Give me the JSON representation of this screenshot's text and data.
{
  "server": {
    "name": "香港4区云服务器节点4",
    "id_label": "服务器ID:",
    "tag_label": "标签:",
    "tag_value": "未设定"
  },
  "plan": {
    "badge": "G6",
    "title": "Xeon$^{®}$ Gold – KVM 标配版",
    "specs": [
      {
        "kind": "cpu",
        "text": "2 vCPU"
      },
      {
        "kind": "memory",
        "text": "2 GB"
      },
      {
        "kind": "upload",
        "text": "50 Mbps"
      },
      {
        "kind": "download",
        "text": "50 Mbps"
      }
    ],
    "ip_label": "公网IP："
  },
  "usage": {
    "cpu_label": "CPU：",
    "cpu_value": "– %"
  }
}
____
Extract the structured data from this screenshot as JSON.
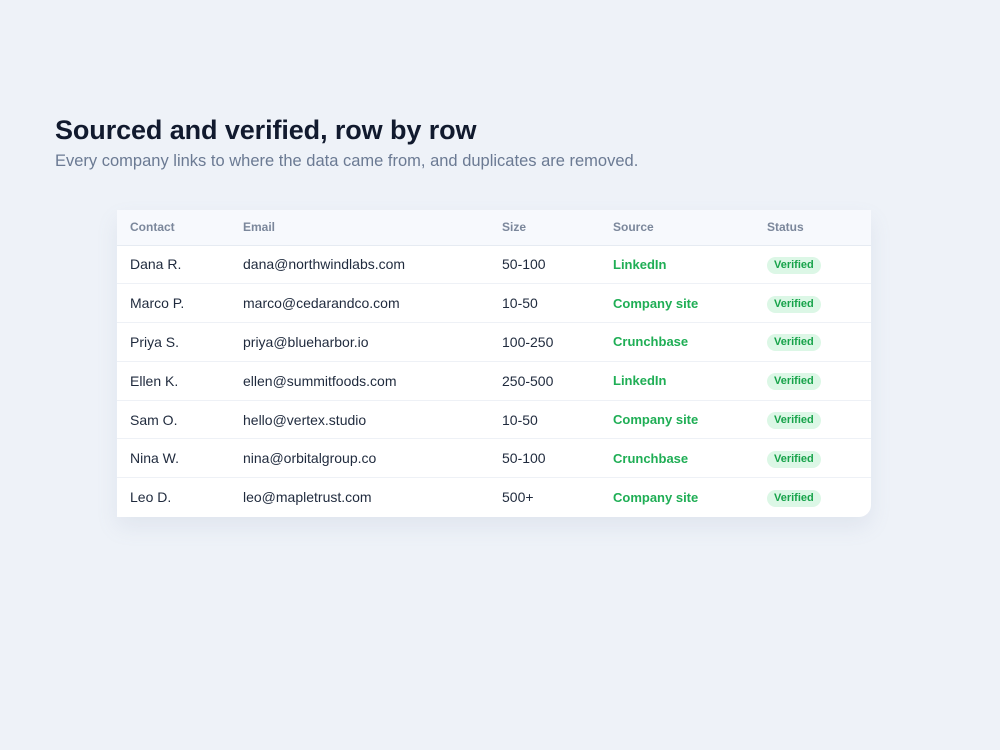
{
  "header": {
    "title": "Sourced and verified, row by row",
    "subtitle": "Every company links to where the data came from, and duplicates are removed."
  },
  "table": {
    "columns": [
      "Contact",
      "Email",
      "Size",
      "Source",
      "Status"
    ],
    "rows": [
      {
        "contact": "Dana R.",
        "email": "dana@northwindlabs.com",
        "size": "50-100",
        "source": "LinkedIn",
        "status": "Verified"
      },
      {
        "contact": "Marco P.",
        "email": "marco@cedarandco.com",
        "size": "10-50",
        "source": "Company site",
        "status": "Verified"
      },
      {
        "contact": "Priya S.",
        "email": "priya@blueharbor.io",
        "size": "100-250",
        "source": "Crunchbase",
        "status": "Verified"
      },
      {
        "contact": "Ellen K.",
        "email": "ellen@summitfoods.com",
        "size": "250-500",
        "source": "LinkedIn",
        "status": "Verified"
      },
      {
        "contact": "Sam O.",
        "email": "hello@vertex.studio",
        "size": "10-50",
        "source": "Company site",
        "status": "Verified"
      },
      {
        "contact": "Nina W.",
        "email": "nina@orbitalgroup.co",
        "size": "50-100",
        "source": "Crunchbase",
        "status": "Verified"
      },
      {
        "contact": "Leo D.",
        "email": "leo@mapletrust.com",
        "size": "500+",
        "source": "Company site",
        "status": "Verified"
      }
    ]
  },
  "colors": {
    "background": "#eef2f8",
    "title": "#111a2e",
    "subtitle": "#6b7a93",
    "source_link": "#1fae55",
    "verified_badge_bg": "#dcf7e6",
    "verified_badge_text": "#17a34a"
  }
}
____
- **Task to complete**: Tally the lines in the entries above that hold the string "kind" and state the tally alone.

- **Solution to the exercise**: 4